The head of California's community college system has reportedly asked Santa Monica College to put on pause its contentious tuition plan that continues to spark protests two days after as many as 30 demonstrators were pepper-sprayed by campus police.
Campus officials and the chancellor's office did not immediatly return messages from Patch seeking comment. The New York Times and Los Angeles Times report that Chancellor Jack Scott believes the legality of the plan is still in question.
Just a few hours after the pepper spray incident, the college's Board of Trustees said it would not relent to offer 50 classes this summer that won't be subsidized by the state. The classes, which would otherwise be eliminated under severe state budget cuts, will be offered at the college's actual cost of $180 per credit unit, or $540 for a typical 3-unit course.
Students will continue today at Superintendent Chui Tsang's office. Tsang issued a statement Wednesday that seemed to defend the tuition plan and the use of pepper spray.

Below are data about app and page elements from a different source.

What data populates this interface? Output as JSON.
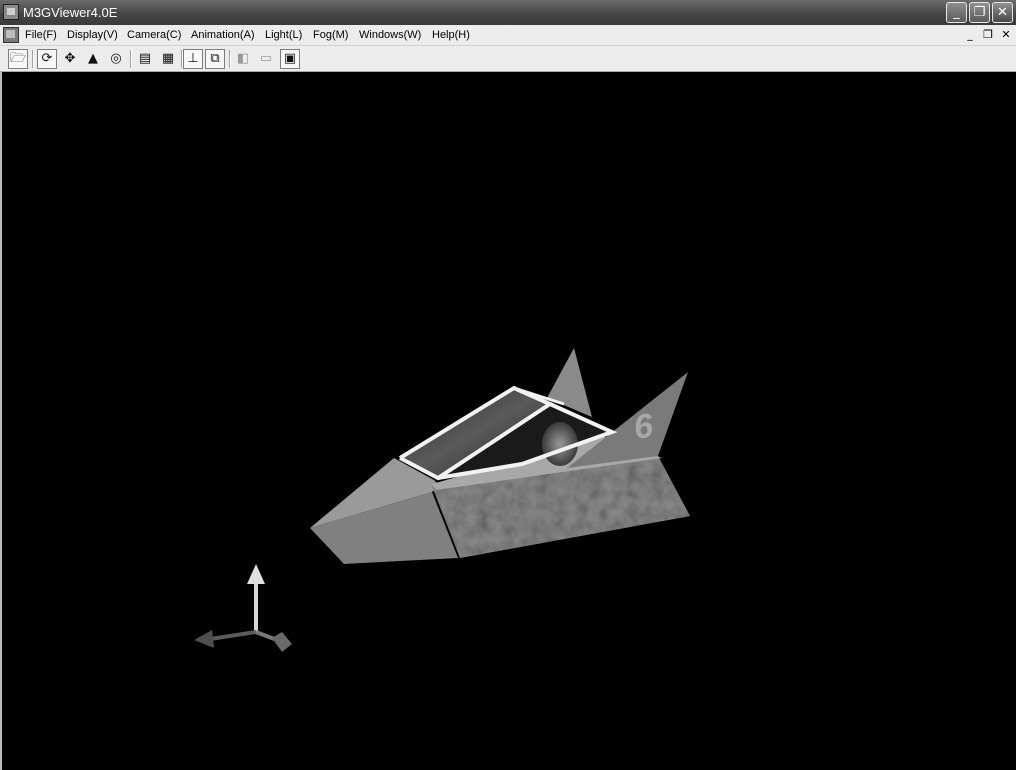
{
  "window": {
    "title": "M3GViewer4.0E",
    "minimize_glyph": "_",
    "restore_glyph": "❐",
    "close_glyph": "✕"
  },
  "menubar": {
    "items": [
      {
        "label": "File(F)"
      },
      {
        "label": "Display(V)"
      },
      {
        "label": "Camera(C)"
      },
      {
        "label": "Animation(A)"
      },
      {
        "label": "Light(L)"
      },
      {
        "label": "Fog(M)"
      },
      {
        "label": "Windows(W)"
      },
      {
        "label": "Help(H)"
      }
    ],
    "mdi_minimize_glyph": "_",
    "mdi_restore_glyph": "❐",
    "mdi_close_glyph": "✕"
  },
  "toolbar": {
    "buttons": [
      {
        "name": "open-icon",
        "glyph": "🗁"
      },
      {
        "name": "rotate-icon",
        "glyph": "⟳"
      },
      {
        "name": "move-icon",
        "glyph": "✥"
      },
      {
        "name": "tree-icon",
        "glyph": "▲"
      },
      {
        "name": "zoom-icon",
        "glyph": "◎"
      },
      {
        "name": "page-icon",
        "glyph": "▤"
      },
      {
        "name": "grid-icon",
        "glyph": "▦"
      },
      {
        "name": "axis-icon",
        "glyph": "⊥"
      },
      {
        "name": "copy-icon",
        "glyph": "⧉"
      },
      {
        "name": "light-icon",
        "glyph": "◧"
      },
      {
        "name": "fog-icon",
        "glyph": "▭"
      },
      {
        "name": "screen-icon",
        "glyph": "▣"
      }
    ]
  },
  "viewport": {
    "model_number": "6",
    "background_color": "#000000"
  }
}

The college's "move comes in the midst of a state budget crisis that has had devastating effects on college students in California for the last four years... a tragic number of students are currently being turned away from community colleges," he said.